Avoid a Double Chin
Pay attention to the camera position. "If the lens is at your eye level or above, you're in the right frame," says Calas. "If the lens is below your eye level, then you run the risk of looking like you have an extra chin." Bend your knees so you're at least on an even plane with the photographer (assuming it's not a full-body photo). If you're significantly taller than the photographer, sit in a chair and look up toward the camera. Finally, project your chin out an inch or so more than you normally would.
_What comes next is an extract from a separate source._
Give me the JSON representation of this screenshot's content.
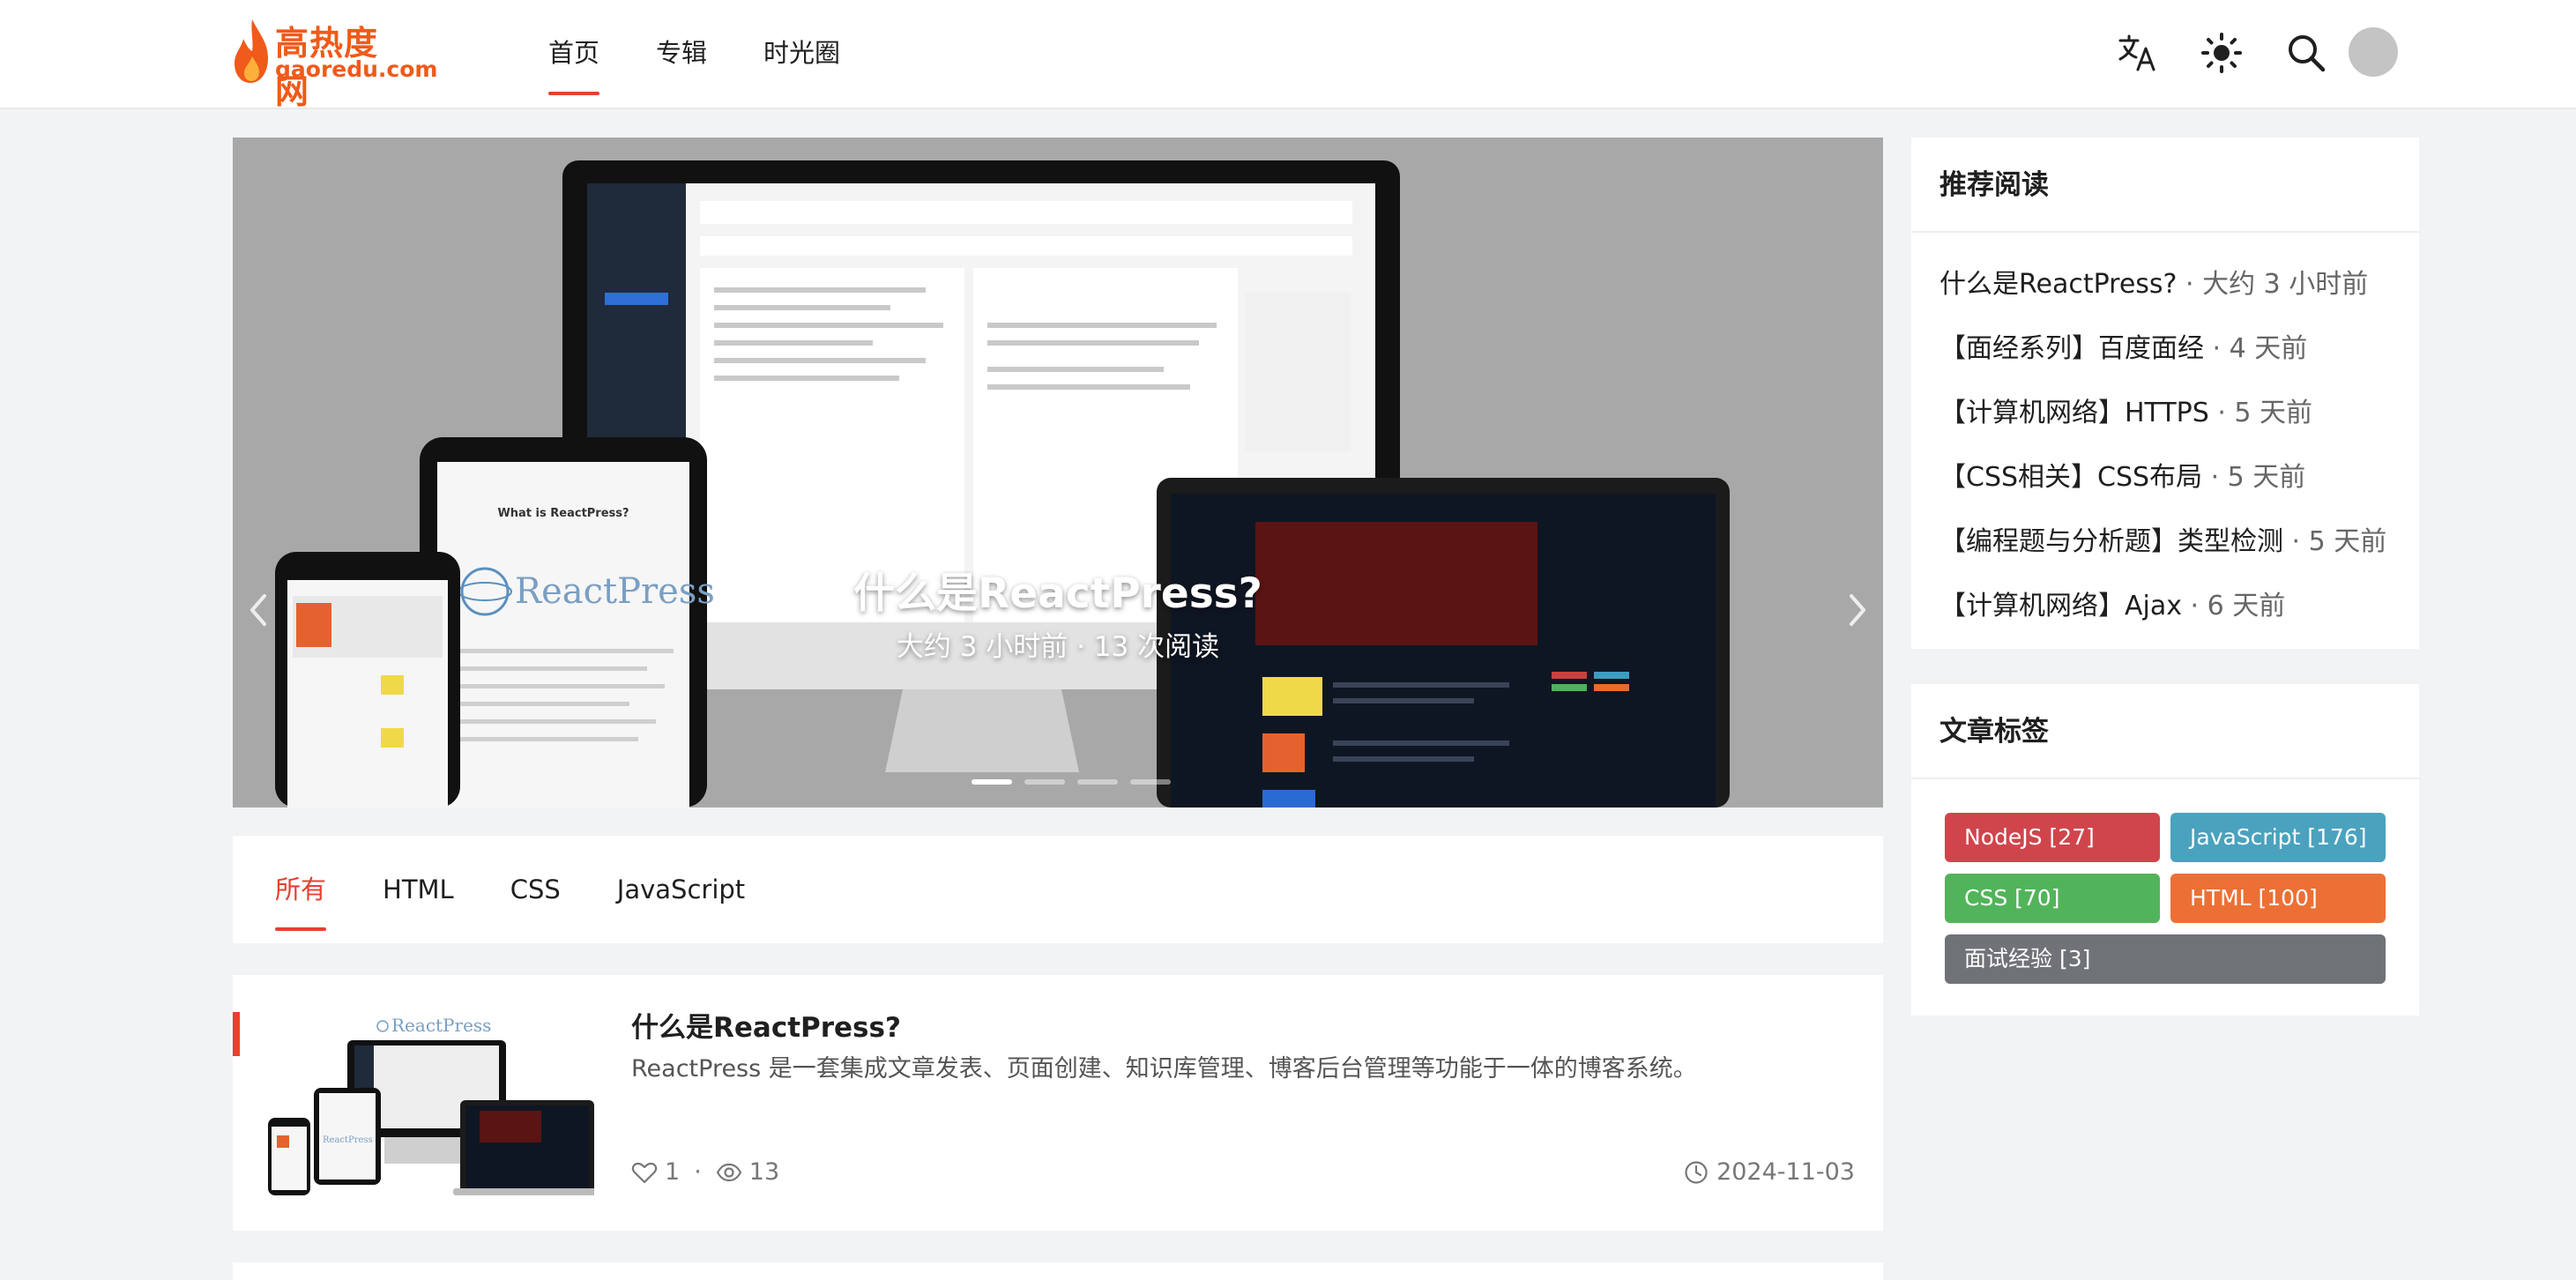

You may feel a bit awkward, like a giraffe, but "you'll have a long, thin neck in the photo," says Suzy Drasnin Orduna, owner of the Beach Ambience Studio & Gallery, in Sag Harbor, New York.